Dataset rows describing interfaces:

──────────

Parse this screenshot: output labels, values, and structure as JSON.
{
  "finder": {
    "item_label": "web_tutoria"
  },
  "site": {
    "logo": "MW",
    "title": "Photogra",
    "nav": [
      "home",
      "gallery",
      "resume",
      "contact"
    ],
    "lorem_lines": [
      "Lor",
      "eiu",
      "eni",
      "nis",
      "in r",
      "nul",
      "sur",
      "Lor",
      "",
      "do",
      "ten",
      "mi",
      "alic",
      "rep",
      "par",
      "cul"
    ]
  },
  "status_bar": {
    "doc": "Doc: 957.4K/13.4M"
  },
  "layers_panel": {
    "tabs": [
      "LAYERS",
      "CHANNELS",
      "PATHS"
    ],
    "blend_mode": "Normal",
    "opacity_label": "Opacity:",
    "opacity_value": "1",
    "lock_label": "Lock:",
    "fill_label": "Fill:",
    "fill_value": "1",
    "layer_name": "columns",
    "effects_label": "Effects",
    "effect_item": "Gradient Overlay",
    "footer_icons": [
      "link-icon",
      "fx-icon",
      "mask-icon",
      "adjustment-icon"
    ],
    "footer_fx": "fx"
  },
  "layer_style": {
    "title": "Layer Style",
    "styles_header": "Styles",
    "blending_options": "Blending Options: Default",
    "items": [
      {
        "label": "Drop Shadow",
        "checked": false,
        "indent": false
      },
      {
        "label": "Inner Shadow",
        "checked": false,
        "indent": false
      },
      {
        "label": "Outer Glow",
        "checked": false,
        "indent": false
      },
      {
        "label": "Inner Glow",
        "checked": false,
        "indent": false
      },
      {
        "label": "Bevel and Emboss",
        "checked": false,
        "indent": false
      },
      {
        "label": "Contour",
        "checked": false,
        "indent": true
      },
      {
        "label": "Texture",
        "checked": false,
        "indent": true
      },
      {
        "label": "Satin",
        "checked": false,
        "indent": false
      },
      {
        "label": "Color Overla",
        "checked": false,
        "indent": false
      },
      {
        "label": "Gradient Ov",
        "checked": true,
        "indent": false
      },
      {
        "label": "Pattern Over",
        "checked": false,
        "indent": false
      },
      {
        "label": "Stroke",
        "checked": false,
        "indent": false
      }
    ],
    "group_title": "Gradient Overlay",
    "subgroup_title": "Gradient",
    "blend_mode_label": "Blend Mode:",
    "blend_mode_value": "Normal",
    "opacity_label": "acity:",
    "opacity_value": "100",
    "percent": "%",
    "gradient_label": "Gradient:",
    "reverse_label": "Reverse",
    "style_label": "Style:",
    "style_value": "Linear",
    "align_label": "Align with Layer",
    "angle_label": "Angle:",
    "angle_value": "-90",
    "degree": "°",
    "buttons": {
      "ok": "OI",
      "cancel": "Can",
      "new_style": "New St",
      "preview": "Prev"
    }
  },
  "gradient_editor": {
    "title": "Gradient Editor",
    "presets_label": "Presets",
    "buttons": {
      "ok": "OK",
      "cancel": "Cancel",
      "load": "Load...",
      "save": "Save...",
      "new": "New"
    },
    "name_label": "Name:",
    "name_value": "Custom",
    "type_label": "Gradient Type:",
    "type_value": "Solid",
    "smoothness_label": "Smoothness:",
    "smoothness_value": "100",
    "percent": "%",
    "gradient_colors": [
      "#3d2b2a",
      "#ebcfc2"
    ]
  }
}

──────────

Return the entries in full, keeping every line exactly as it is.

Parse this screenshot: output labels, values, and structure as JSON.
{
  "finder": {
    "item_label": "web_tutoria"
  },
  "site": {
    "logo": "MW",
    "title": "Photogra",
    "nav": [
      "home",
      "gallery",
      "resume",
      "contact"
    ],
    "lorem_lines": [
      "Lor",
      "eiu",
      "eni",
      "nis",
      "in r",
      "nul",
      "sur",
      "Lor",
      "",
      "do",
      "ten",
      "mi",
      "alic",
      "rep",
      "par",
      "cul"
    ]
  },
  "status_bar": {
    "doc": "Doc: 957.4K/13.4M"
  },
  "layers_panel": {
    "tabs": [
      "LAYERS",
      "CHANNELS",
      "PATHS"
    ],
    "blend_mode": "Normal",
    "opacity_label": "Opacity:",
    "opacity_value": "1",
    "lock_label": "Lock:",
    "fill_label": "Fill:",
    "fill_value": "1",
    "layer_name": "columns",
    "effects_label": "Effects",
    "effect_item": "Gradient Overlay",
    "footer_icons": [
      "link-icon",
      "fx-icon",
      "mask-icon",
      "adjustment-icon"
    ],
    "footer_fx": "fx"
  },
  "layer_style": {
    "title": "Layer Style",
    "styles_header": "Styles",
    "blending_options": "Blending Options: Default",
    "items": [
      {
        "label": "Drop Shadow",
        "checked": false,
        "indent": false
      },
      {
        "label": "Inner Shadow",
        "checked": false,
        "indent": false
      },
      {
        "label": "Outer Glow",
        "checked": false,
        "indent": false
      },
      {
        "label": "Inner Glow",
        "checked": false,
        "indent": false
      },
      {
        "label": "Bevel and Emboss",
        "checked": false,
        "indent": false
      },
      {
        "label": "Contour",
        "checked": false,
        "indent": true
      },
      {
        "label": "Texture",
        "checked": false,
        "indent": true
      },
      {
        "label": "Satin",
        "checked": false,
        "indent": false
      },
      {
        "label": "Color Overla",
        "checked": false,
        "indent": false
      },
      {
        "label": "Gradient Ov",
        "checked": true,
        "indent": false
      },
      {
        "label": "Pattern Over",
        "checked": false,
        "indent": false
      },
      {
        "label": "Stroke",
        "checked": false,
        "indent": false
      }
    ],
    "group_title": "Gradient Overlay",
    "subgroup_title": "Gradient",
    "blend_mode_label": "Blend Mode:",
    "blend_mode_value": "Normal",
    "opacity_label": "acity:",
    "opacity_value": "100",
    "percent": "%",
    "gradient_label": "Gradient:",
    "reverse_label": "Reverse",
    "style_label": "Style:",
    "style_value": "Linear",
    "align_label": "Align with Layer",
    "angle_label": "Angle:",
    "angle_value": "-90",
    "degree": "°",
    "buttons": {
      "ok": "OI",
      "cancel": "Can",
      "new_style": "New St",
      "preview": "Prev"
    }
  },
  "gradient_editor": {
    "title": "Gradient Editor",
    "presets_label": "Presets",
    "buttons": {
      "ok": "OK",
      "cancel": "Cancel",
      "load": "Load...",
      "save": "Save...",
      "new": "New"
    },
    "name_label": "Name:",
    "name_value": "Custom",
    "type_label": "Gradient Type:",
    "type_value": "Solid",
    "smoothness_label": "Smoothness:",
    "smoothness_value": "100",
    "percent": "%",
    "gradient_colors": [
      "#3d2b2a",
      "#ebcfc2"
    ]
  }
}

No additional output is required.